Table 1 summarizes the main 'Method Validation' parameters. The author generated the spiked recovery graph as a practical calibration curve plotting peak areas of fortified sample extracts ranging from 0.05–1.0 µg/g versus their concentration. The decision limit (CCα, µg/g) and detection capability (CCβ, µg/g) values calculated according to the EU regulation4 are also described in this table. Additionally, the selectivity and cost/time performances are as follows: the target spectra obtained from the beef sample were practically identical to those of the standards. Because of the high absorbance of PG and PGp and the satisfactorily purification, UV detection is possible at trace levels using PDA.

It is, therefore, instructive to demonstrate the purification effectiveness of the sample preparation. The present HPLC system made it unnecessary to use MS, which is very expensive and is not available in a lot of labs for routine analysis, particularly in developing countries, to analyse the target compounds. The time and budget required for the analysis of one sample were less than 30 min and roughly €3.9 (¥500 in 16 March 2009), respectively. For the sequential sample preparations, a batch of 12 samples can be analysed in less than 4.5 h.

Residue monitoring in commercial beef: Using the complete method, the author analysed the different samples of marketed beef in Osaka, Japan. No beef samples contained detectable concentrations of PG (< 0.022 µg/g) and PGp (< 0.020 µg/g), respectively. The chromatograms were free from interference.

Conclusions

The proposed method is a useful tool for routine residue monitoring of PG and PGp in beef which is inexpensive, harmless to the environment, quick and delivers reproducible recoveries.

Naoto Furusawa is an associate professor with the Graduate School of Human Life Science, Osaka City University, Osaka 558-8585, Japan.

References

1. Codex Alimentarius Commission (http://www.codexalimentarius.net/mrls/vetdrugs/jsp/vetd_q-e.jsp)

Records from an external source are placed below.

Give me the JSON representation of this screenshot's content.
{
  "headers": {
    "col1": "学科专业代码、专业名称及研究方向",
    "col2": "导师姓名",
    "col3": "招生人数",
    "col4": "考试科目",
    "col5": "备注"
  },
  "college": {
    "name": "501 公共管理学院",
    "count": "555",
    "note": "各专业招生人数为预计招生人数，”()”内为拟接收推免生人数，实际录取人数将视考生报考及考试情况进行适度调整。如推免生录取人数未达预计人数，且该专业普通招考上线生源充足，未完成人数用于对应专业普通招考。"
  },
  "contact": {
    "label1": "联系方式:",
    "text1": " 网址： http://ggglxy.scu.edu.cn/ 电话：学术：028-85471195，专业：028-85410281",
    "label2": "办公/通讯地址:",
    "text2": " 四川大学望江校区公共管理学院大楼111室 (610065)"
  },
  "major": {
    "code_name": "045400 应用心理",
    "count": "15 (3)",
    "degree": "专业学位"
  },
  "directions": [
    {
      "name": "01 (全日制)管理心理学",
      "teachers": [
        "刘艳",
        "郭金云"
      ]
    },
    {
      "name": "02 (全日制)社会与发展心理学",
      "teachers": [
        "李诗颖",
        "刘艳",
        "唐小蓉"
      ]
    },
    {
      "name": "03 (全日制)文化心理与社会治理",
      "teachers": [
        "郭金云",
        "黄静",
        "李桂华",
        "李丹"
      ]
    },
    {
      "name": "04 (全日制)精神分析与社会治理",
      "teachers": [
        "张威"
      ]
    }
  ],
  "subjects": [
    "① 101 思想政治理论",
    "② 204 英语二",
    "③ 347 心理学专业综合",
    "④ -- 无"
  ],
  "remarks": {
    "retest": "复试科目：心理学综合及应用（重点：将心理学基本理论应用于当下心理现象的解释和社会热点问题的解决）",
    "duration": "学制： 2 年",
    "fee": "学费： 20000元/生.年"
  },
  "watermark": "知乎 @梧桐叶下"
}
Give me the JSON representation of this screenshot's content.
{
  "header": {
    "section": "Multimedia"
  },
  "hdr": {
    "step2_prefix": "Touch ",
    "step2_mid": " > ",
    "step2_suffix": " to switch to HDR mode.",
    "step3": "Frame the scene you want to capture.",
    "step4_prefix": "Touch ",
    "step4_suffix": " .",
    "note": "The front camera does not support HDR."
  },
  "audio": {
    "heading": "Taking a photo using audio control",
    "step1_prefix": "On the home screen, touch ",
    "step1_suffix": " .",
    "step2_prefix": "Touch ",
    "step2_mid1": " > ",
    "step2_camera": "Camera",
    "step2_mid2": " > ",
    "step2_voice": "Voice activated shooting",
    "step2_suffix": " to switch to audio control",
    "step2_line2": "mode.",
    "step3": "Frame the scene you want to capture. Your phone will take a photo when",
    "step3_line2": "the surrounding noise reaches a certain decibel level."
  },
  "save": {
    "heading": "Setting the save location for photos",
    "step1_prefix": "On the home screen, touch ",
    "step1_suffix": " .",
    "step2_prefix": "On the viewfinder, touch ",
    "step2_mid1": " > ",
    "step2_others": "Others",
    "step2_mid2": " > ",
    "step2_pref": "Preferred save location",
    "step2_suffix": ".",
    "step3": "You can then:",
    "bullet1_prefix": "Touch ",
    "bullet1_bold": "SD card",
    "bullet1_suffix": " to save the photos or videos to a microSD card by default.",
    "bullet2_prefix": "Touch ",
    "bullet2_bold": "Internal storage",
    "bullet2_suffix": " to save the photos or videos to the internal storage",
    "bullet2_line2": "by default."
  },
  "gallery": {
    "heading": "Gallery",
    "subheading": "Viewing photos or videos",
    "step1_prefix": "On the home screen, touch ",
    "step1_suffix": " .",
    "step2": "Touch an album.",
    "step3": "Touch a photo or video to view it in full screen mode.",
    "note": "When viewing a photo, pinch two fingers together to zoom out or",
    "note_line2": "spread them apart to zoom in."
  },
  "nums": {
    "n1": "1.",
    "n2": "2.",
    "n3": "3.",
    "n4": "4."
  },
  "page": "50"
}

2. Y. Luo et al., Journal of Chromatography B, 714, 269 (1998).

3. A. Ghassempour et al., Talanta, 65, 1038 (2005).

4. EU Decision 2002/657, 2002 Official Journal of European Communication L221/8.